The HIV virus attacks and destroys
Being HIV positive is not the same as having AIDS (acquired immunodeficiency syndrome). HIV is a virus that kills
HIV is transmitted through contact with certain body fluids, such as semen, vaginal or anal fluid, breast milk, and blood. Contact with these body fluids can occur during unprotected sex or when sharing needles or other items with body fluids on them. Mothers can pass the HIV virus to their babies during pregnancy, birth, and breastfeeding. You CANNOT transmit HIV through contact with sweat, tears, saliva, bath or pool water, or by sharing dishes or drinking glasses, hugging or shaking hands.
HIV does not have a cure, but there are steps you can take to live healthy with HIV, including taking HIV medicines. HIV treatment helps lower your viral load and, as a result, helps protect your immune system.
Ask your healthcare provider about other things you can do to help stay healthy, including:
While there is currently no cure for HIV or AIDS, HIV medicines can help control HIV infection, which can help protect your immune system and reduce the risk of serious infections. Even when you are being treated for HIV-1, there is still a risk of passing HIV-1 on to others. Always practice safer sex and use condoms to lower the chance of sexual contact with bodily fluids. To find out which HIV medicines might be right for you, talk to a healthcare provider.
Get the most from your HIV treatment by taking your medicines exactly as your healthcare provider prescribes them. Your viral load can increase if you don’t take your HIV medicines as prescribed, if you miss doses, or if you stop treatment. This can also cause drug resistance, meaning that your HIV virus has become less likely to respond to medicines and more difficult to treat, now and in the future.
Ask your healthcare provider about your options for treating HIV. Different HIV medicines are taken in a variety of ways:
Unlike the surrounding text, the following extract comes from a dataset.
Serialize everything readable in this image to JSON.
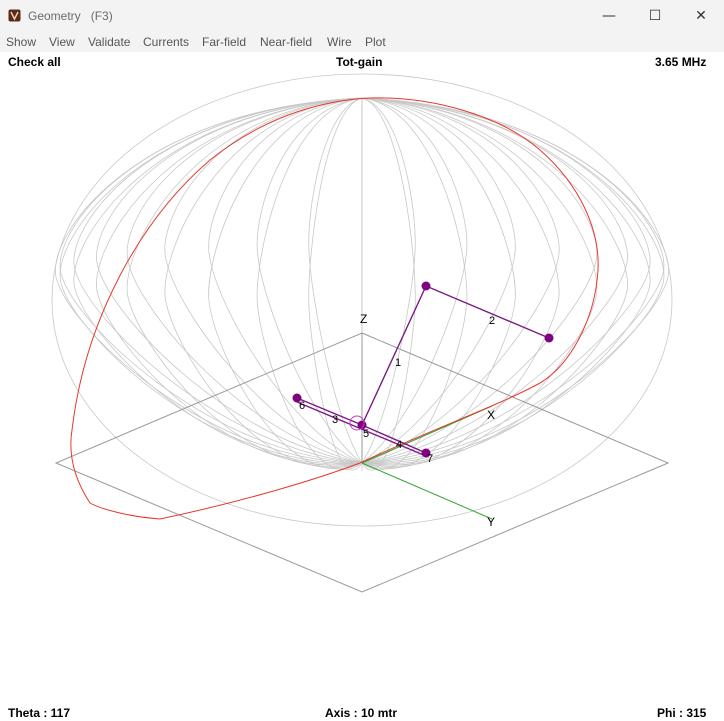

It is important to let your healthcare provider know if you have any other health conditions or if you are currently taking any other medicines, including prescription, over-the-counter vitamins, and herbal supplements. Your healthcare provider will prescribe an option that is right for you.